**WORK TO COMPLETE**
In your reply, write out the records exactly, each line intact.
-----
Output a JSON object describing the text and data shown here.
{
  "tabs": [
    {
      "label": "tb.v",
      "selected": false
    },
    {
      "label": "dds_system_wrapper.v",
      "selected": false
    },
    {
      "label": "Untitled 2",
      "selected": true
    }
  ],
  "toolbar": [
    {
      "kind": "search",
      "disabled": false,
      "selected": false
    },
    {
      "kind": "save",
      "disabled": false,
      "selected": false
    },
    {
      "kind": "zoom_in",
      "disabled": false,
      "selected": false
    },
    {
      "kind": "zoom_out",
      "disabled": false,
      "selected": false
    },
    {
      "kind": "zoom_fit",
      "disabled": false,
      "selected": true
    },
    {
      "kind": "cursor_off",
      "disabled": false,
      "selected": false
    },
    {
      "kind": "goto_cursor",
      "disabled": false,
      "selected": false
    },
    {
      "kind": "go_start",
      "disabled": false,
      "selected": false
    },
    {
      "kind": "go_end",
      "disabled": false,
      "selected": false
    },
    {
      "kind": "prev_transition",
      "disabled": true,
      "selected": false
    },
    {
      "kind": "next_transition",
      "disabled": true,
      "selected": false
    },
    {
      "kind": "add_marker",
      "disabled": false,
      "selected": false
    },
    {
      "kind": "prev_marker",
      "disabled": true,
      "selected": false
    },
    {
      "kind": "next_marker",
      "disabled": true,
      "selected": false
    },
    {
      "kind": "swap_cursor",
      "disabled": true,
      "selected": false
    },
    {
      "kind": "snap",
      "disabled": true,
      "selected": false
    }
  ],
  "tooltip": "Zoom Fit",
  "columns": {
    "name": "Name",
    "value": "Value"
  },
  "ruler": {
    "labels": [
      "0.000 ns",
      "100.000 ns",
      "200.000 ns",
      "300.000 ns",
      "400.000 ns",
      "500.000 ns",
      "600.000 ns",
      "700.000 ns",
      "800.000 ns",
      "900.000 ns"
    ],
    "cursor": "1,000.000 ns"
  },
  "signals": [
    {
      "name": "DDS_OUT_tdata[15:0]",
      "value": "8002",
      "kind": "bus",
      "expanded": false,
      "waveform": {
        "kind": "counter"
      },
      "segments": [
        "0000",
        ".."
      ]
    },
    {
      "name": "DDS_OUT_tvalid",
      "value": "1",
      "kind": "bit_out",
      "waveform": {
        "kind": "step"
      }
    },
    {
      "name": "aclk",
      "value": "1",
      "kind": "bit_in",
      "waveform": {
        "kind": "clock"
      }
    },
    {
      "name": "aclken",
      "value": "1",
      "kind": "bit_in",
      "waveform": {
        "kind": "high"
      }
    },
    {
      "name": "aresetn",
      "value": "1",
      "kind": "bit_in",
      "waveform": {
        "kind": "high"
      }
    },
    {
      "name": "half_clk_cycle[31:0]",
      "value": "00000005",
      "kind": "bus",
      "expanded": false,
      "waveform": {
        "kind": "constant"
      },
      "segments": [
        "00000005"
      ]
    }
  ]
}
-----
**SOLUTION FOR THIS EXERCISE**
Output a JSON object describing the text and data shown here.
{
  "tabs": [
    {
      "label": "tb.v",
      "selected": false
    },
    {
      "label": "dds_system_wrapper.v",
      "selected": false
    },
    {
      "label": "Untitled 2",
      "selected": true
    }
  ],
  "toolbar": [
    {
      "kind": "search",
      "disabled": false,
      "selected": false
    },
    {
      "kind": "save",
      "disabled": false,
      "selected": false
    },
    {
      "kind": "zoom_in",
      "disabled": false,
      "selected": false
    },
    {
      "kind": "zoom_out",
      "disabled": false,
      "selected": false
    },
    {
      "kind": "zoom_fit",
      "disabled": false,
      "selected": true
    },
    {
      "kind": "cursor_off",
      "disabled": false,
      "selected": false
    },
    {
      "kind": "goto_cursor",
      "disabled": false,
      "selected": false
    },
    {
      "kind": "go_start",
      "disabled": false,
      "selected": false
    },
    {
      "kind": "go_end",
      "disabled": false,
      "selected": false
    },
    {
      "kind": "prev_transition",
      "disabled": true,
      "selected": false
    },
    {
      "kind": "next_transition",
      "disabled": true,
      "selected": false
    },
    {
      "kind": "add_marker",
      "disabled": false,
      "selected": false
    },
    {
      "kind": "prev_marker",
      "disabled": true,
      "selected": false
    },
    {
      "kind": "next_marker",
      "disabled": true,
      "selected": false
    },
    {
      "kind": "swap_cursor",
      "disabled": true,
      "selected": false
    },
    {
      "kind": "snap",
      "disabled": true,
      "selected": false
    }
  ],
  "tooltip": "Zoom Fit",
  "columns": {
    "name": "Name",
    "value": "Value"
  },
  "ruler": {
    "labels": [
      "0.000 ns",
      "100.000 ns",
      "200.000 ns",
      "300.000 ns",
      "400.000 ns",
      "500.000 ns",
      "600.000 ns",
      "700.000 ns",
      "800.000 ns",
      "900.000 ns"
    ],
    "cursor": "1,000.000 ns"
  },
  "signals": [
    {
      "name": "DDS_OUT_tdata[15:0]",
      "value": "8002",
      "kind": "bus",
      "expanded": false,
      "waveform": {
        "kind": "counter"
      },
      "segments": [
        "0000",
        ".."
      ]
    },
    {
      "name": "DDS_OUT_tvalid",
      "value": "1",
      "kind": "bit_out",
      "waveform": {
        "kind": "step"
      }
    },
    {
      "name": "aclk",
      "value": "1",
      "kind": "bit_in",
      "waveform": {
        "kind": "clock"
      }
    },
    {
      "name": "aclken",
      "value": "1",
      "kind": "bit_in",
      "waveform": {
        "kind": "high"
      }
    },
    {
      "name": "aresetn",
      "value": "1",
      "kind": "bit_in",
      "waveform": {
        "kind": "high"
      }
    },
    {
      "name": "half_clk_cycle[31:0]",
      "value": "00000005",
      "kind": "bus",
      "expanded": false,
      "waveform": {
        "kind": "constant"
      },
      "segments": [
        "00000005"
      ]
    }
  ]
}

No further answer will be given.